Their fate was only confirmed the following morning when search parties and officials discovered that many houses had been reduced to a grievous pile of rubble and ash, with no sign of those who had once lived there.

It was a heavy toll to bear

Other families were rocked over a longer period. Private Richard Wilson was one of the first PoWs to return home to Claremont Street from the Far East in October 1945. But, as the Aberdeen Journal reported, his sense of relief was soon mingled with sorrow.

The paper said: “Not until he arrived back in the city did he learn that, during his captivity, his brother, David, had died a prisoner in the Middle East; his sister, Georgina, had perished as a result of an accident while serving with the ATS in North Africa; and another sister, Mrs Lowson, had died at her home.

“Within a fortnight of Mrs Lowson’s death, the parents, Mr and Mrs William Wilson, lost their home at 425 George Street, in the Aberdeen Blitz.

“Understandably, the family reunion was tinged with sadness.”

Bomb damage near Causewayend Church during the Aberdeen Blitz in 1943.

Despite the devastation, there were tales of heroism, stoicism and miraculous escapes.

One Bedford Road resident, Albert Adams, told the Evening Express how he dashed through machine gun fire with his two young children to reach safety.

He said: “The bullets were flying furiously. I crawled into the ash house on my way to the shelter for protection, but when I looked up, there was no roof.

“It was no place for us, and we made a dash to the shelter and safety.”

It was only once the dust has settled that the scale of the death toll became obvious. And, as you might expect, Aberdeen was a very sombre place in the weeks ahead.

Hundreds of people lined the streets to honour the fallen in the Aberdeen Blitz in 1943. Pic: AJL.

There is one particularly poignant photograph that shows the cortege of army vehicles taking some of the blitz victims from Bedford Road and Cattofield down Seaforth Road to the Trinity Cemetery on May 2 1943.

As they slowly advanced, their heads bowed, hundreds of Aberdonians lined the streets in silent tribute to the 98 civilian fatalities, many of whom were killed in their own homes. And many said a prayer that they had been spared. Because there really was a completely random element to whether people lived or died.

Consider the case of one resident on Stafford Street – who was unharmed in the first wave of attacks – but after returning to his tenement flat to collect his prized Great War medals, a second incendiary device struck the building and he was never seen again.

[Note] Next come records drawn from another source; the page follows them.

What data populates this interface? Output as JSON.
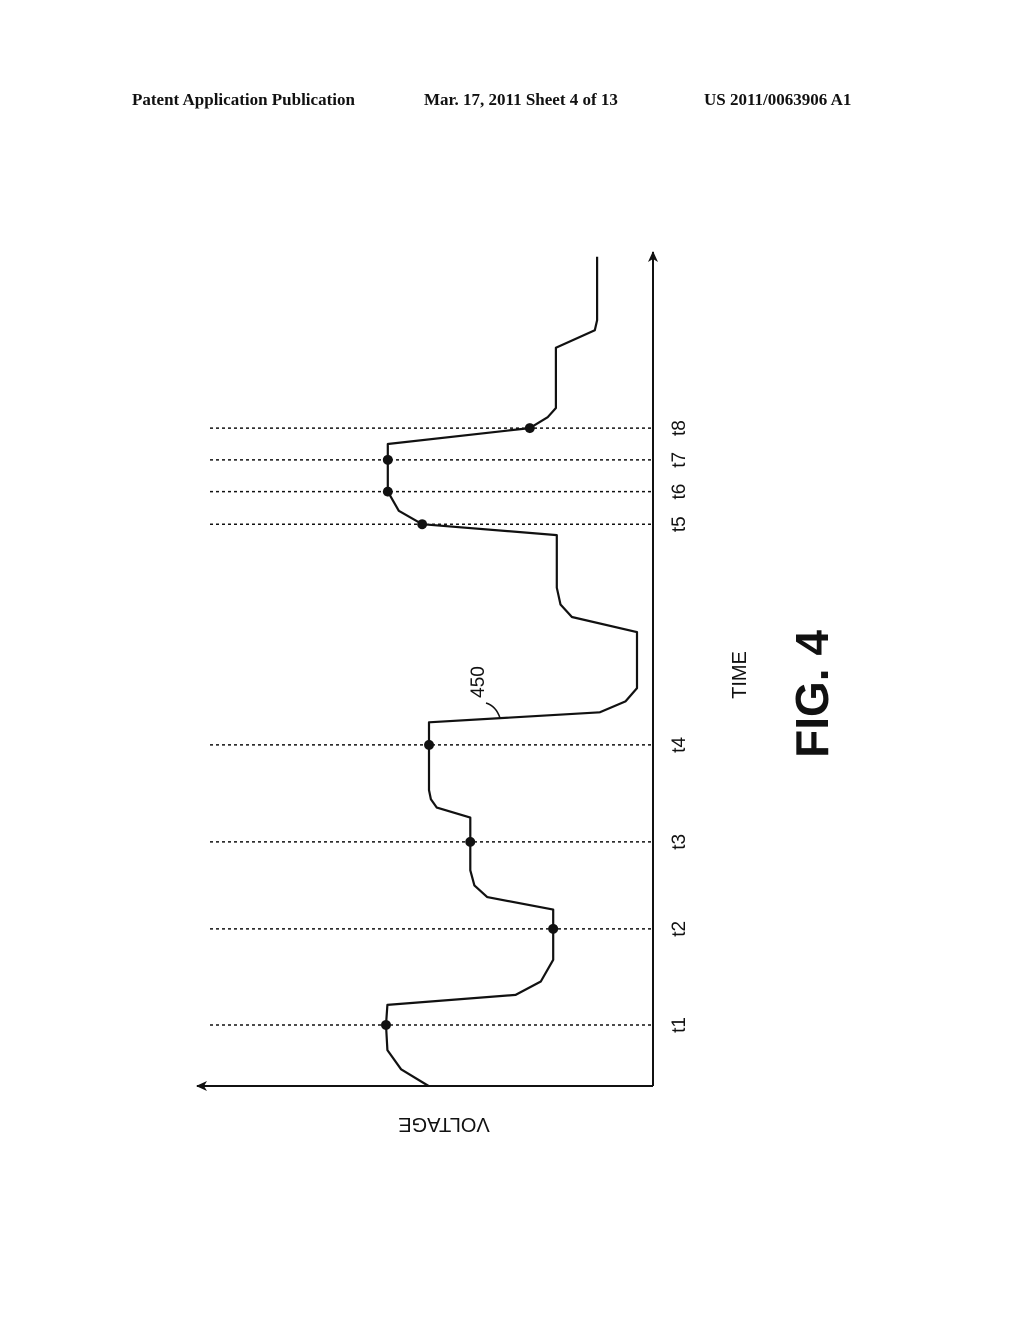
{
  "header": {
    "publication": "Patent Application Publication",
    "date_sheet": "Mar. 17, 2011  Sheet 4 of 13",
    "patent_number": "US 2011/0063906 A1"
  },
  "chart_data": {
    "type": "line",
    "title": "FIG. 4",
    "orientation": "rotated-90",
    "xlabel": "TIME",
    "ylabel": "VOLTAGE",
    "xlim": [
      0,
      100
    ],
    "ylim": [
      0,
      100
    ],
    "grid": false,
    "reference_label": "450",
    "markers": [
      {
        "label": "t1",
        "time": 7.3,
        "voltage": 58.3
      },
      {
        "label": "t2",
        "time": 18.8,
        "voltage": 21.8
      },
      {
        "label": "t3",
        "time": 29.2,
        "voltage": 39.9
      },
      {
        "label": "t4",
        "time": 40.8,
        "voltage": 48.9
      },
      {
        "label": "t5",
        "time": 67.2,
        "voltage": 50.4
      },
      {
        "label": "t6",
        "time": 71.1,
        "voltage": 57.9
      },
      {
        "label": "t7",
        "time": 74.9,
        "voltage": 57.9
      },
      {
        "label": "t8",
        "time": 78.7,
        "voltage": 26.9
      }
    ],
    "series": [
      {
        "name": "450",
        "points": [
          [
            0,
            49
          ],
          [
            2,
            55
          ],
          [
            4.3,
            58
          ],
          [
            7.3,
            58.3
          ],
          [
            9.7,
            58
          ],
          [
            10.9,
            30
          ],
          [
            12.5,
            24.5
          ],
          [
            15.1,
            21.8
          ],
          [
            18.8,
            21.8
          ],
          [
            21.1,
            21.8
          ],
          [
            22.6,
            36.2
          ],
          [
            24,
            39
          ],
          [
            25.8,
            39.9
          ],
          [
            29.2,
            39.9
          ],
          [
            32.1,
            39.9
          ],
          [
            33.3,
            47.2
          ],
          [
            34.3,
            48.5
          ],
          [
            35.4,
            48.9
          ],
          [
            40.8,
            48.9
          ],
          [
            43.5,
            48.9
          ],
          [
            44.7,
            11.6
          ],
          [
            46,
            6
          ],
          [
            47.6,
            3.5
          ],
          [
            54.3,
            3.5
          ],
          [
            56.1,
            17.7
          ],
          [
            57.6,
            20.2
          ],
          [
            59.6,
            21
          ],
          [
            65.9,
            21
          ],
          [
            67.2,
            50.4
          ],
          [
            68.8,
            55.5
          ],
          [
            71.1,
            57.9
          ],
          [
            74.9,
            57.9
          ],
          [
            76.8,
            57.9
          ],
          [
            78.7,
            26.9
          ],
          [
            80,
            23
          ],
          [
            81.1,
            21.2
          ],
          [
            88.3,
            21.2
          ],
          [
            90.4,
            12.7
          ],
          [
            91.6,
            12.2
          ],
          [
            99.2,
            12.2
          ]
        ]
      }
    ]
  }
}
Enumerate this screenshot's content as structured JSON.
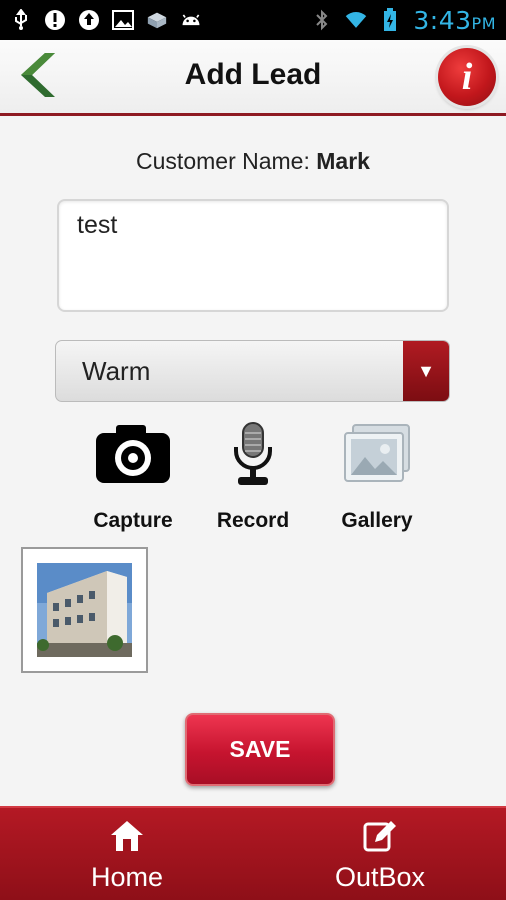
{
  "status_bar": {
    "left_icons": [
      "usb-icon",
      "alert-icon",
      "upload-icon",
      "image-icon",
      "package-icon",
      "android-icon"
    ],
    "right_icons": [
      "bluetooth-icon",
      "wifi-icon",
      "battery-icon"
    ],
    "time": "3:43",
    "ampm": "PM"
  },
  "header": {
    "title": "Add Lead",
    "back_icon": "chevron-left-icon",
    "info_label": "i"
  },
  "customer": {
    "label": "Customer Name:",
    "name": "Mark"
  },
  "notes": {
    "value": "test"
  },
  "lead_status": {
    "selected": "Warm",
    "arrow": "▼"
  },
  "media": {
    "capture_label": "Capture",
    "record_label": "Record",
    "gallery_label": "Gallery"
  },
  "attachment": {
    "type": "photo"
  },
  "actions": {
    "save_label": "SAVE"
  },
  "bottom_nav": {
    "home_label": "Home",
    "outbox_label": "OutBox"
  },
  "colors": {
    "brand_red": "#8e0f18",
    "accent_red": "#c6142f",
    "status_time": "#33b5e5"
  }
}
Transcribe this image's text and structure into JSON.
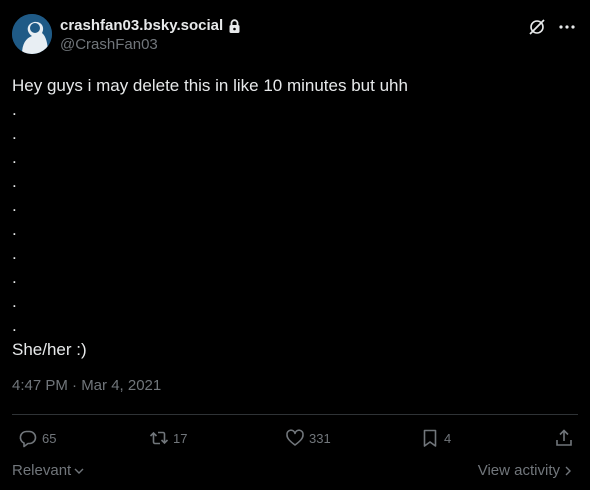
{
  "author": {
    "display_name": "crashfan03.bsky.social",
    "handle": "@CrashFan03",
    "protected": true
  },
  "post": {
    "lines": [
      "Hey guys i may delete this in like 10 minutes but uhh",
      ".",
      ".",
      ".",
      ".",
      ".",
      ".",
      ".",
      ".",
      ".",
      ".",
      "She/her :)"
    ],
    "timestamp": "4:47 PM · Mar 4, 2021"
  },
  "engagement": {
    "replies": "65",
    "reposts": "17",
    "likes": "331",
    "bookmarks": "4"
  },
  "footer": {
    "sort_label": "Relevant",
    "view_activity_label": "View activity"
  },
  "colors": {
    "background": "#000000",
    "text_primary": "#e7e9ea",
    "text_secondary": "#71767b",
    "divider": "#2f3336",
    "avatar_bg": "#1f5a86"
  },
  "icons": {
    "header": [
      "grok-icon",
      "more-icon",
      "lock-icon"
    ],
    "actions": [
      "reply-icon",
      "repost-icon",
      "like-icon",
      "bookmark-icon",
      "share-icon"
    ]
  }
}
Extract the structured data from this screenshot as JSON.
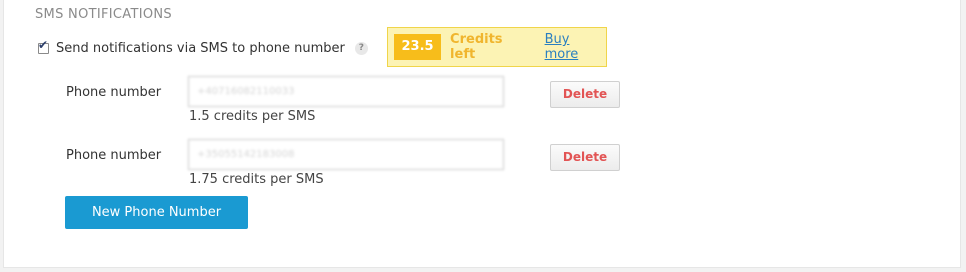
{
  "section": {
    "title": "SMS NOTIFICATIONS"
  },
  "sms_option": {
    "checked": true,
    "label": "Send notifications via SMS to phone number",
    "help_icon": "question-icon"
  },
  "credits": {
    "amount": "23.5",
    "label": "Credits left",
    "buy_more": "Buy more"
  },
  "phones": [
    {
      "label": "Phone number",
      "value": "+40716082110033",
      "credits_per_sms": "1.5 credits per SMS",
      "delete_label": "Delete"
    },
    {
      "label": "Phone number",
      "value": "+35055142183008",
      "credits_per_sms": "1.75 credits per SMS",
      "delete_label": "Delete"
    }
  ],
  "new_phone_button": "New Phone Number",
  "colors": {
    "credits_badge": "#f7bd1b",
    "credits_box_bg": "#fcf3b4",
    "delete_text": "#e25454",
    "primary_button": "#1a9ad2",
    "link": "#2a7fc0"
  }
}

It was a lottery as to who lived

As Peter Nicol told the Press and Journal in 1993: “My daughter, aged six, was seriously ill in the Aberdeen Hospital for Sick Children. We had been asked to be near at hand, to be on call, so we were living with friends in Cattofield.

“However, Cattofield not only had a rain of bombs, but the street was raked by a hail of bullets. The windows were blown in and the lights went out, but our hosts’ small son – who was around seven or eight – had his arm around my wife’s shoulder and was saying: ‘It’s going to be all right, don’t worry’.

“When it was over, I ran out to get to the hospital as quickly as possible. What a scene of devastation hit my eyes – the house next door had simply disappeared.”